In the 19th century, unregulated hunting, the desire for pelts, and deforestation completely wiped out a number of species that were native to the Adirondacks. Some species, like beavers, have since repopulated the region with the help of public and private individuals, but others are still absent from the Park.
As the New York State Department of Environmental Conservation works to finalize its Wildlife Action Plan Update, one group is calling for the DEC to consider reintroducing two formidable predators to the Adirondacks.
Photo Credit: Mountain Lion via photopin (license)
Eastern gray wolves and cougars were once two of the top carnivores in the Adirondacks, but neither species has had “a resident population” in the Park during the last 150 years, according to North Country Now.
Although the species are both considered to be extinct, there have been numerous sightings over the years. North Country Public Radio cited a Wildlife Conservation Study in the 2000s that “found there have been roughly 180 cougar encounters in New York State alone since the 1960s.” While not all of these sightings are reputable, the large number does suggest that some cougars may have made their way back home.
There was also a wolf killed north of Great Sacandaga Lake in 2001 that was determined by scientists to be wild. Although they couldn’t tell where it came from, it was a unique find, since the last wolf in the Adirondacks was reportedly killed in the late 1890s.
Since wolves and cougars were wiped out, coyotes have stepped in to fill the predator niche. Even so, there are many who believe that the food chain is not complete and the Adirondack ecosystem is not stable without these major carnivores.
Leading the charge to convince the DEC to consider reintroducing wolves and cougars is Protect the Adirondacks, a not-for-profit group dedicated to protecting every aspect of the Park.
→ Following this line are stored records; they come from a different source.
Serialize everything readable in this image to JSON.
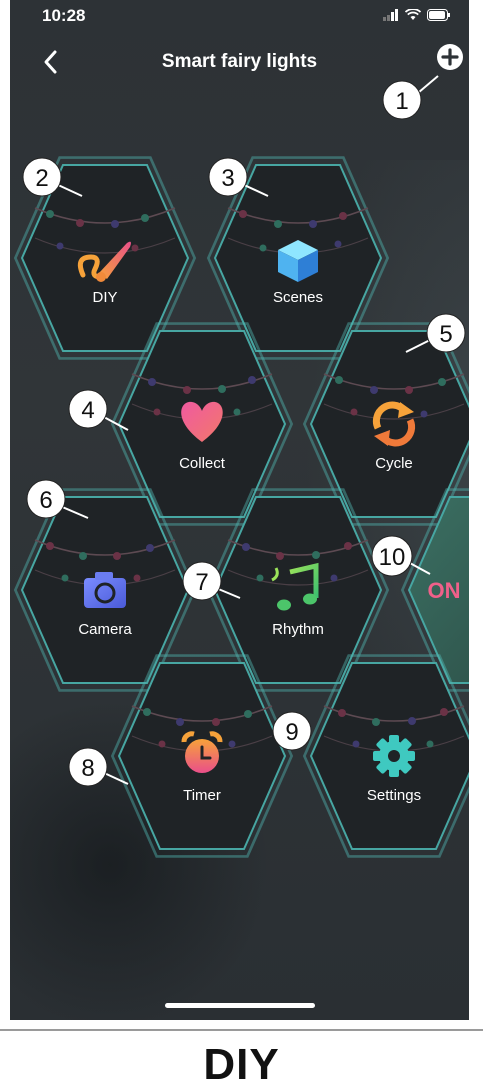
{
  "status_bar": {
    "time": "10:28"
  },
  "nav": {
    "title": "Smart fairy lights"
  },
  "tiles": [
    {
      "id": "diy",
      "label": "DIY",
      "icon": "paintbrush-icon"
    },
    {
      "id": "scenes",
      "label": "Scenes",
      "icon": "cube-icon"
    },
    {
      "id": "collect",
      "label": "Collect",
      "icon": "heart-icon"
    },
    {
      "id": "cycle",
      "label": "Cycle",
      "icon": "cycle-arrows-icon"
    },
    {
      "id": "camera",
      "label": "Camera",
      "icon": "camera-icon"
    },
    {
      "id": "rhythm",
      "label": "Rhythm",
      "icon": "music-notes-icon"
    },
    {
      "id": "power",
      "label": "ON"
    },
    {
      "id": "timer",
      "label": "Timer",
      "icon": "alarm-clock-icon"
    },
    {
      "id": "settings",
      "label": "Settings",
      "icon": "gear-icon"
    }
  ],
  "callouts": [
    "1",
    "2",
    "3",
    "4",
    "5",
    "6",
    "7",
    "8",
    "9",
    "10"
  ],
  "caption": "DIY",
  "colors": {
    "accent": "#4fb3b0",
    "on": "#f0608a",
    "background": "#2f3437"
  }
}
Regarding the potential for these species to repopulate on their own, Executive Director Peter Bauer said in a statement, “We cannot rely on natural recolonization for cougars from the west. Aggressive hunting seasons are starting to reduce the overall populations and it’s unrealistic to think that enough males and females will reach the Adirondacks to establish a viable population. Wolves are also highly unlikely to recolonize a viable breeding population.”
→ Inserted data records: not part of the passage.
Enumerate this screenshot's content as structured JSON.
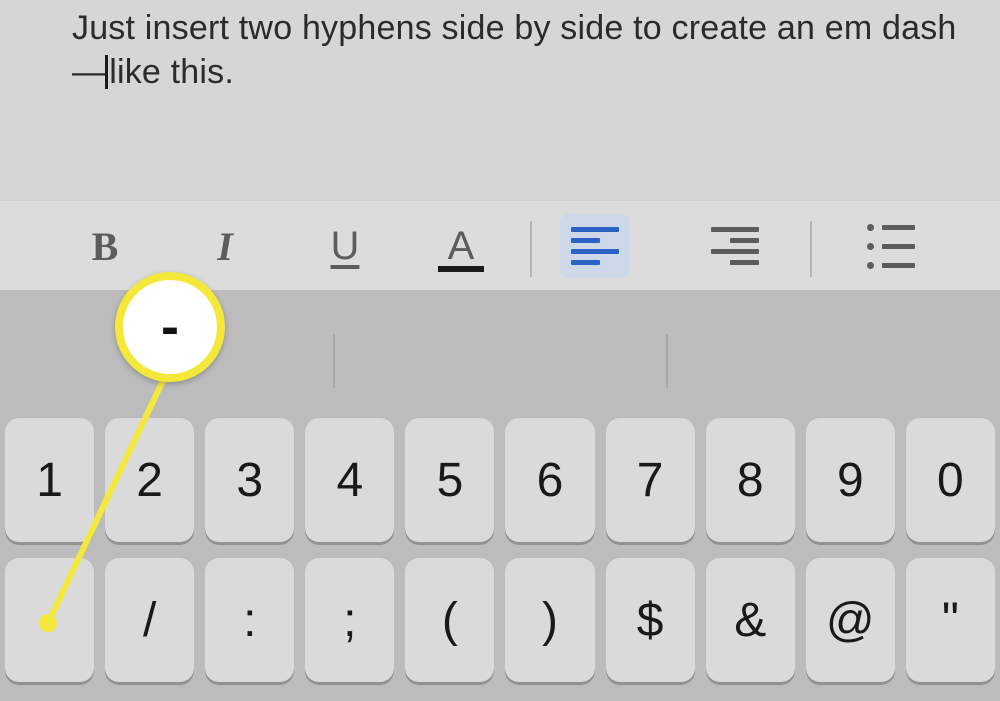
{
  "editor": {
    "text_before_caret": "Just insert two hyphens side by side to create an em dash —",
    "text_after_caret": "like this."
  },
  "toolbar": {
    "bold": {
      "letter": "B"
    },
    "italic": {
      "letter": "I"
    },
    "underline": {
      "letter": "U"
    },
    "text_color": {
      "letter": "A"
    }
  },
  "callout": {
    "symbol": "-"
  },
  "keyboard": {
    "row1": [
      "1",
      "2",
      "3",
      "4",
      "5",
      "6",
      "7",
      "8",
      "9",
      "0"
    ],
    "row2": [
      "-",
      "/",
      ":",
      ";",
      "(",
      ")",
      "$",
      "&",
      "@",
      "\""
    ]
  }
}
Protect the Adirondacks is adamant that adding wolves and cougars the Wildlife Action Plan is the best first step to take toward restoring these native animals to the region. The document is now closed to public comments, but the plan has yet to be finalized.
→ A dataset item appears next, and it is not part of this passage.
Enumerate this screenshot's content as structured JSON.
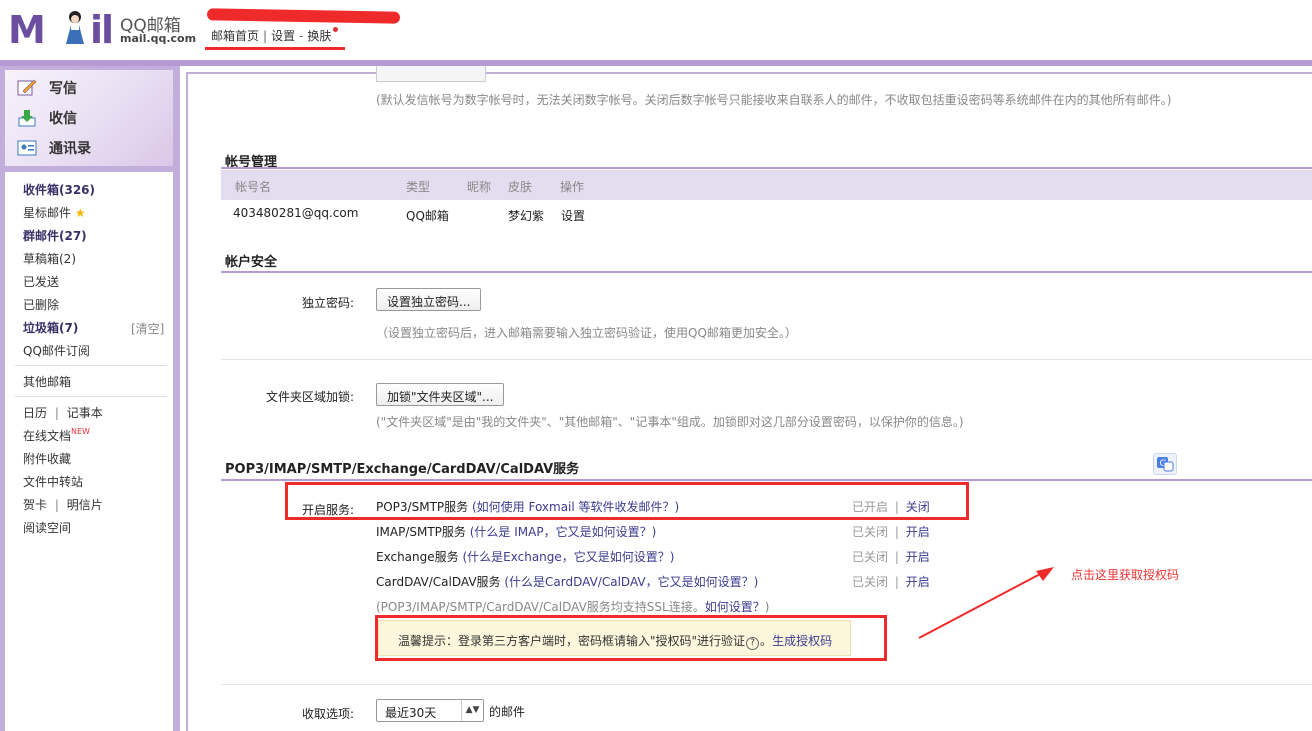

What do you think about reintroducing wolves and cougars? Is it brilliant, crazy, or somewhere in between?